Part of Monash University


The innovation has no owner


Stage 2: Research & Development

This is Grand Challenges Canada’s second investment under a new partnership with Foreign Affairs, Trade and Development Canada (DFATD), whose goal is to accelerate scale-up of promising global health innovations. In 2011, the inhaled oxytocin innovation was awarded a seed grant by Saving Lives at Birth, a partnership between Grand Challenges Canada, the U.S. Agency for International Development, the U.K. Department for International Development, the Government of Norway and the Bill & Melinda Gates Foundation.
The single biggest pregnancy-related cause of death is excessive bleeding during or after birth, a condition that is effectively managed in developed countries using the gold standard therapy, oxytocin.

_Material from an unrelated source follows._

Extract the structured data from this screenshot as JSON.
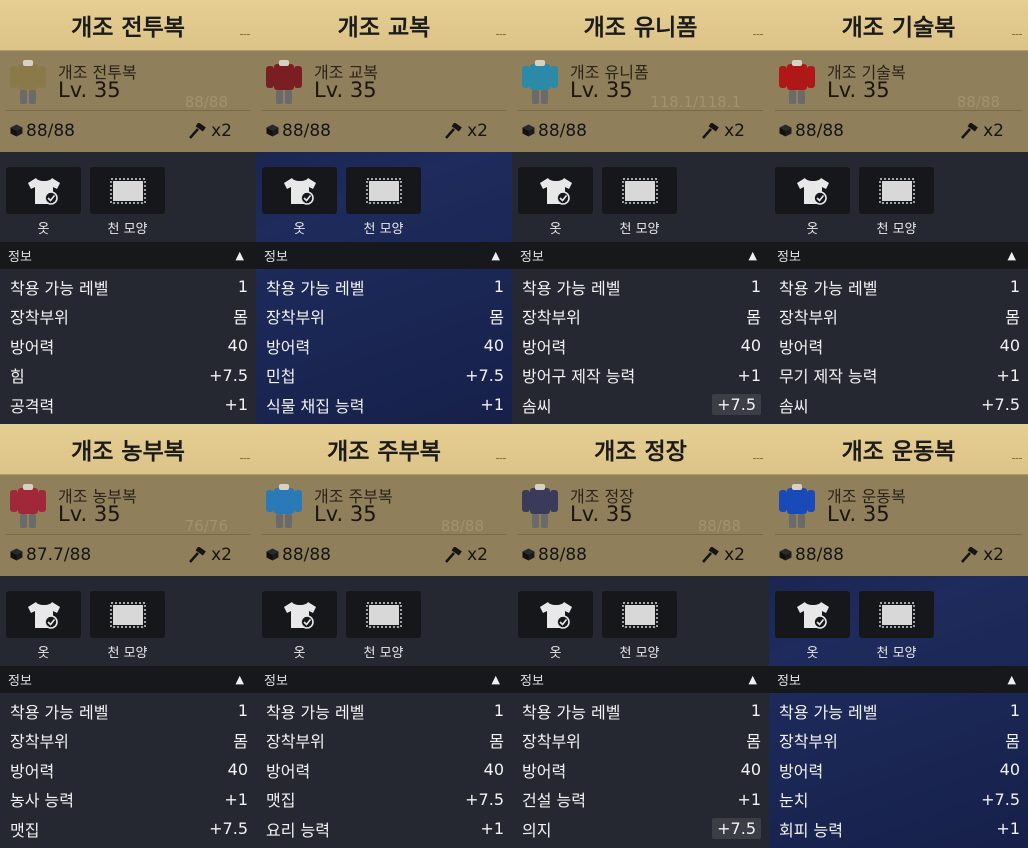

Accessibility to quality oxytocin in resource-poor settings is limited, as current products are only available in an injectable form requiring supply and storage under refrigerated conditions and trained personnel to administer the product safely.

Registered in Australia.

Focus Areas:



Verified Funding

Innovation Description

An international group of public and private organizations is collaborating to accelerate development of an innovative heat-stable and low-cost, inhaled form of oxytocin to manage postpartum hemorrhage in resource-poor settings.
How does your innovation work?
The technology, originally developed at the Monash Institute of Pharmaceutical Sciences, is being licensed to GSK as part of a collaborative agreement to co-develop, register and distribute the product in regions of high maternal mortality.

Planned Goals and Milestones

This alliance is an effort to accelerate the implementation of an affordable product in those countries with greatest need. Formulated as a dry powder, inhaled oxytocin eliminates the need for refrigerated storage conditions, while delivering oxytocin via a powder inhaler could facilitate its administration by health workers, birth attendants and mothers themselves. This approach has the potential to support women in low-resource settings who give birth outside of medical facilities.
A US $16.6M development program will be delivered, combining financial support and expertise from GSK with funding from The McCall MacBain Foundation, Grand Challenges Canada, and Planet Wheeler Foundation. Funding will enable Monash to complete its early phase development program. This comprehensive program over the next few years comprises preclinical and early stage clinical trials, product optimization, development of manufacturing processes, and research into local markets.


Dec 2016
Dec 2014
Sep 2014
Funds RaisedVERIFIED
Aug 2011
Date Unknown